The definition of Software Defined Networking (SDN) continues to broaden, today including functions such as configuration automation and orchestration. While these tasks aren't strictly SDN, the fact is software is used to define some aspect of the network infrastructure in both cases, so vendors have stretched the definition of SDN to bring configuration automation and orchestration platforms into the mix.
In fairness, the line gets blurry, as some modern orchestration systems use programmatic interfaces to provision the network instead of traditional configuration tools such as SSH or SNMP.
In many organizations, automating the configuration of network devices is where "SDN" is initially gaining traction. The impetus for this is straightforward: configuring network devices is woefully complicated. As vendors build more features into their routers, switches, firewalls and application delivery controllers, the command line syntax required to configure those devices becomes increasingly loaded with options and syntactic choices. Web-based GUIs are often a CLI alternative, but are slow to navigate. Web GUIs also have a way of obfuscating functions by hiding them in unlikely pages, making access to them a series of annoying clicks.
The point of commonality in traditional network device configuration is humans -- whether they use a CLI or a GUI -- and, for all our considerable merits, we aren't as competent as computers at syntax, perfectly inputting long strings of data, or remembering each step of a complex task. In my experience, humans are the No. 1 cause of network outages in the form of network engineers making an honest mistake.
Asking a human to a make a change to a production network is akin to asking a human to change the air filter on a car. While the car's engine is running. And the car is traveling down the highway at 70 miles per hour.
Can it be done? Yes. Should it be done? Hmm. Seems a little risky. And yet, organizations take exactly these risks every day, often mitigating that risk with scheduled maintenance windows. However, even those windows don't change the fact that a modern network is expected to be up 100% of the time.
For years now, server administrators have been automating repeatable and complex tasks with several different tools. Network devices are not servers, but of late, several tools from the server world are being used by the network community. These tools are addressing the issue of complexity and human error in device configuration. These tools could also be considered an incremental step on the SDN journey. While configuration automation isn't pure SDN, it certainly moves an organization closer. Let's take a look at a few tools to introduce this emerging trend.
Python. The Python programming language comes first in this list because it is widely available, popular, well-documented, and considered by many to be easy to use. In addition, some other tools that might be used for network configuration are written in Python. Therefore, Python is a flexible, multi-use tool that network engineers have been using to help them with network configuration either directly or indirectly.
The big idea behind using a programming language to create network device configurations is that a program both ensures a predictable result and can iterate through repetitive tasks. For example, let's say an organization needs to build configurations for 100 switches, that are all configured identically except for details like the hostname and perhaps VLAN membership. A program could be written in Python to generate the required configuration over and over again, substituting in the unique elements of a specific switch per iteration. Rather than an engineer building each switch by hand, copying and pasting sections of configuration and making sure the unique bits get swapped out as needed, a program does all of that work.
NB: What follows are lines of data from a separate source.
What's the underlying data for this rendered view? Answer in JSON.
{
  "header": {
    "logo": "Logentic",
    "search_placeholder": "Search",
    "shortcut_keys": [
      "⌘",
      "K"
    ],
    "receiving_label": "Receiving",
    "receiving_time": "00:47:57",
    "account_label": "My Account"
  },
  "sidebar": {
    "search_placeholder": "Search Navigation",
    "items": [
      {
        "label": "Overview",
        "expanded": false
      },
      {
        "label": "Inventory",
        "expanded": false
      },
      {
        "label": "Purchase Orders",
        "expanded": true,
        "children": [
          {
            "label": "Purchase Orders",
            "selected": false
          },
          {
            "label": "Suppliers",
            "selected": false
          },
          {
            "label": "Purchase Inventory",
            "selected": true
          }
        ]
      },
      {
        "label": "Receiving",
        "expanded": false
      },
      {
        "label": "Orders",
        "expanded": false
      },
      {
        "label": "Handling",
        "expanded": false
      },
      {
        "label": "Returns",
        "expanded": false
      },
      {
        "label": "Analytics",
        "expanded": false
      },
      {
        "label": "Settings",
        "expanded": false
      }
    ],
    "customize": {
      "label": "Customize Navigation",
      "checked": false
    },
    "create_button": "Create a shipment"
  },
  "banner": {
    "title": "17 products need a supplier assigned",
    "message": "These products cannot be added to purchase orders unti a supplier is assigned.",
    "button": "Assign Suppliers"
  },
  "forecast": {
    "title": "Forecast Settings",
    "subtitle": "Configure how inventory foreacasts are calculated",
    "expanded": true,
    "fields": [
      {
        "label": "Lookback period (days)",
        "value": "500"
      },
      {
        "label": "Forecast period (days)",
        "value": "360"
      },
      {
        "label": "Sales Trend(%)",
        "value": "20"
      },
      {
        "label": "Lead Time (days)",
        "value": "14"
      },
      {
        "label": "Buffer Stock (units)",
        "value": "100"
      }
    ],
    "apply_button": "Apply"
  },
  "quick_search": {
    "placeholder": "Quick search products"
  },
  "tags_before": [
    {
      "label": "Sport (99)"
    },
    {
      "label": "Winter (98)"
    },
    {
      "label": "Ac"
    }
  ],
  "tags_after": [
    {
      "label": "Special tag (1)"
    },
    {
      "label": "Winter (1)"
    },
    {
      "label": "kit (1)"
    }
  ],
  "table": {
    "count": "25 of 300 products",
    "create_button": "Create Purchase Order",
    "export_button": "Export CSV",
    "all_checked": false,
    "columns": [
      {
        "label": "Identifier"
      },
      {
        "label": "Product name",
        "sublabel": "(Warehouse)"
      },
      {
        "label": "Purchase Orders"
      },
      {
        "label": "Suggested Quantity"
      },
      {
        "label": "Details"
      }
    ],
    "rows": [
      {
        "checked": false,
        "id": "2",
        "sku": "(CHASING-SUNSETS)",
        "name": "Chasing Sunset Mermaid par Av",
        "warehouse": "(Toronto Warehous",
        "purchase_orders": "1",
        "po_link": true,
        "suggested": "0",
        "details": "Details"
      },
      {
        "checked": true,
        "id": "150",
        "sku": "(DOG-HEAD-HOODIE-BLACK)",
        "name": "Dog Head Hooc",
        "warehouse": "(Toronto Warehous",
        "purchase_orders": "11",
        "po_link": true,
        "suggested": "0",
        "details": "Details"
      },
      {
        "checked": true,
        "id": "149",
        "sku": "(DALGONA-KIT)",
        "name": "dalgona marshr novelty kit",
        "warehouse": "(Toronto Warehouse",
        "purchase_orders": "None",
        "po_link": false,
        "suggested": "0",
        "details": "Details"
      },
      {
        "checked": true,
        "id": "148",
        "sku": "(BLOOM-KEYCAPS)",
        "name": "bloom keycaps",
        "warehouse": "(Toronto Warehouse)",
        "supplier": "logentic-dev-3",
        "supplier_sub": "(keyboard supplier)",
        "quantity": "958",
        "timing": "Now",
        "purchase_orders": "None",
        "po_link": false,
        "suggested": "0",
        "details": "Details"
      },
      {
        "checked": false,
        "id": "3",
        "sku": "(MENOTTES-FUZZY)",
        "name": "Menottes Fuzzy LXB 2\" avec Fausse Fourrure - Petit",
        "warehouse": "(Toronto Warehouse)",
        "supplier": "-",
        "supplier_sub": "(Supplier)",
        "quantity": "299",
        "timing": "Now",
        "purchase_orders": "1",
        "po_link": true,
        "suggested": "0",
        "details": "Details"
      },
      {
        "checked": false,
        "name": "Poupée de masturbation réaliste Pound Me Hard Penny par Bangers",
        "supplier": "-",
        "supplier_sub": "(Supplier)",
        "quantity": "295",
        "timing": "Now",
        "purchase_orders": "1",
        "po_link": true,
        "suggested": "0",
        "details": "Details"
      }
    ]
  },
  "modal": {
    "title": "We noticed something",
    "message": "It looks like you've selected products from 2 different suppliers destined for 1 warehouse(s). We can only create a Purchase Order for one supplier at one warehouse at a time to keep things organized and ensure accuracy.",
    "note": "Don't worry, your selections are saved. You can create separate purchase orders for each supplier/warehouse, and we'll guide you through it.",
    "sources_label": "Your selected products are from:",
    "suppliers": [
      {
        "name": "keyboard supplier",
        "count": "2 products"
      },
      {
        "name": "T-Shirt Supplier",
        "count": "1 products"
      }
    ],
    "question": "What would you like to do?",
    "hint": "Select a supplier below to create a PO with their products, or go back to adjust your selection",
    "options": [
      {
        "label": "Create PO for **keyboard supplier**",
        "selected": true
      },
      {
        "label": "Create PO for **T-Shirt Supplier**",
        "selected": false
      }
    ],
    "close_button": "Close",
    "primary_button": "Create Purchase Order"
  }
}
Python is far from the only programming language that can do this sort of work. For simple tasks as described above, all sorts of options are available. But Python has the benefit of a powerful set of libraries to access network devices and otherwise make it relatively easy to not only create configurations, but also apply those configurations.
Notably, network vendors are writing APIs for their equipment with support for Python. Cisco onePK supports Python, for example, Arista's EOS-API can be accessed with Python, and Juniper has released a "PyEZ" library to enable access to Junos devices via Python.
Jinja2. One example of Python's extensibility is Jinja2. Jinja2 is a Python library acting as a template engine. Templates are used for repeated bits of code, where perhaps just a few variables change from device to device. In network engineering, templates are useful for configuring big chunks of code that are identical on all devices of a certain class, such as a router, or for paragraphs of code in a device describing interfaces, VLANs, VRFs, and so on.
Jinja2 adds template functionality to Python, making it possible for a network engineer to iterate through all the interfaces on a device, adding unique descriptions and VLAN assignments for each one without having to manually configure each interface separately. As most data centers have a standard set of commands used on all of their interfaces, Jinja2 templates both save time and reduce potential errors when generating configuration with Python.